Top of Records

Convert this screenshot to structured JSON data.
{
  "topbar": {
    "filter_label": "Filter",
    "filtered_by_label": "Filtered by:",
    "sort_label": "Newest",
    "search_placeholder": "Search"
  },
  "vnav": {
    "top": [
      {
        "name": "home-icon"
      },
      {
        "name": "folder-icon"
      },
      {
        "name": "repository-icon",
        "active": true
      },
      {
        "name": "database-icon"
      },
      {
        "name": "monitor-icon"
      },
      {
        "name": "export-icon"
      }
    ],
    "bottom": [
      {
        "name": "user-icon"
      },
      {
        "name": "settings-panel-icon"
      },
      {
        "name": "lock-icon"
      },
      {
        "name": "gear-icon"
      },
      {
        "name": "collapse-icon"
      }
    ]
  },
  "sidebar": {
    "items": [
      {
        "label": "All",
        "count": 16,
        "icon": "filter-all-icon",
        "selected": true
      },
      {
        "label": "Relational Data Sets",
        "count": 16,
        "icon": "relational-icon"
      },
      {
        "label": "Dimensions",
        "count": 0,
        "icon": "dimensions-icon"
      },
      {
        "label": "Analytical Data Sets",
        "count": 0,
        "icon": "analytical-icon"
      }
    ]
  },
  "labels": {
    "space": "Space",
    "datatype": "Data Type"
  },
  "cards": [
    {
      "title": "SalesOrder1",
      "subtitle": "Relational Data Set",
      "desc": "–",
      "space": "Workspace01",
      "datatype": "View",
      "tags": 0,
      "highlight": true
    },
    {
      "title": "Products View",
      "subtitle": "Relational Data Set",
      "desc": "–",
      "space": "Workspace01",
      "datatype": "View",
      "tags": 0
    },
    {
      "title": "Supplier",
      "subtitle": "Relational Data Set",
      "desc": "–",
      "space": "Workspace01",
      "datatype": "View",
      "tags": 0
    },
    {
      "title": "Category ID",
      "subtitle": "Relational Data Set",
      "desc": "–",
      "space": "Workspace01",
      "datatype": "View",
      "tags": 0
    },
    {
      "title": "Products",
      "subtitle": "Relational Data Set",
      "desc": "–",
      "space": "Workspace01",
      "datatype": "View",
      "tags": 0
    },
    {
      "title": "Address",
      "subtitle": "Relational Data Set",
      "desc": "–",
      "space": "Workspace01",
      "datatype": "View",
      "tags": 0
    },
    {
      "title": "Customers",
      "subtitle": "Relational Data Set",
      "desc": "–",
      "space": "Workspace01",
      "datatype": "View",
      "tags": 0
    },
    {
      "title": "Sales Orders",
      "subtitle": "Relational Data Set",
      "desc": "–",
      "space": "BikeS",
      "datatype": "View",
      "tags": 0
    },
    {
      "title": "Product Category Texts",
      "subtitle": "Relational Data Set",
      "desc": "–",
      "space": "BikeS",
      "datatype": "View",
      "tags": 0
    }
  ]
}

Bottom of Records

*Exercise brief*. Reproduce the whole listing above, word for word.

*Answer to the problem*.
Convert this screenshot to structured JSON data.
{
  "topbar": {
    "filter_label": "Filter",
    "filtered_by_label": "Filtered by:",
    "sort_label": "Newest",
    "search_placeholder": "Search"
  },
  "vnav": {
    "top": [
      {
        "name": "home-icon"
      },
      {
        "name": "folder-icon"
      },
      {
        "name": "repository-icon",
        "active": true
      },
      {
        "name": "database-icon"
      },
      {
        "name": "monitor-icon"
      },
      {
        "name": "export-icon"
      }
    ],
    "bottom": [
      {
        "name": "user-icon"
      },
      {
        "name": "settings-panel-icon"
      },
      {
        "name": "lock-icon"
      },
      {
        "name": "gear-icon"
      },
      {
        "name": "collapse-icon"
      }
    ]
  },
  "sidebar": {
    "items": [
      {
        "label": "All",
        "count": 16,
        "icon": "filter-all-icon",
        "selected": true
      },
      {
        "label": "Relational Data Sets",
        "count": 16,
        "icon": "relational-icon"
      },
      {
        "label": "Dimensions",
        "count": 0,
        "icon": "dimensions-icon"
      },
      {
        "label": "Analytical Data Sets",
        "count": 0,
        "icon": "analytical-icon"
      }
    ]
  },
  "labels": {
    "space": "Space",
    "datatype": "Data Type"
  },
  "cards": [
    {
      "title": "SalesOrder1",
      "subtitle": "Relational Data Set",
      "desc": "–",
      "space": "Workspace01",
      "datatype": "View",
      "tags": 0,
      "highlight": true
    },
    {
      "title": "Products View",
      "subtitle": "Relational Data Set",
      "desc": "–",
      "space": "Workspace01",
      "datatype": "View",
      "tags": 0
    },
    {
      "title": "Supplier",
      "subtitle": "Relational Data Set",
      "desc": "–",
      "space": "Workspace01",
      "datatype": "View",
      "tags": 0
    },
    {
      "title": "Category ID",
      "subtitle": "Relational Data Set",
      "desc": "–",
      "space": "Workspace01",
      "datatype": "View",
      "tags": 0
    },
    {
      "title": "Products",
      "subtitle": "Relational Data Set",
      "desc": "–",
      "space": "Workspace01",
      "datatype": "View",
      "tags": 0
    },
    {
      "title": "Address",
      "subtitle": "Relational Data Set",
      "desc": "–",
      "space": "Workspace01",
      "datatype": "View",
      "tags": 0
    },
    {
      "title": "Customers",
      "subtitle": "Relational Data Set",
      "desc": "–",
      "space": "Workspace01",
      "datatype": "View",
      "tags": 0
    },
    {
      "title": "Sales Orders",
      "subtitle": "Relational Data Set",
      "desc": "–",
      "space": "BikeS",
      "datatype": "View",
      "tags": 0
    },
    {
      "title": "Product Category Texts",
      "subtitle": "Relational Data Set",
      "desc": "–",
      "space": "BikeS",
      "datatype": "View",
      "tags": 0
    }
  ]
}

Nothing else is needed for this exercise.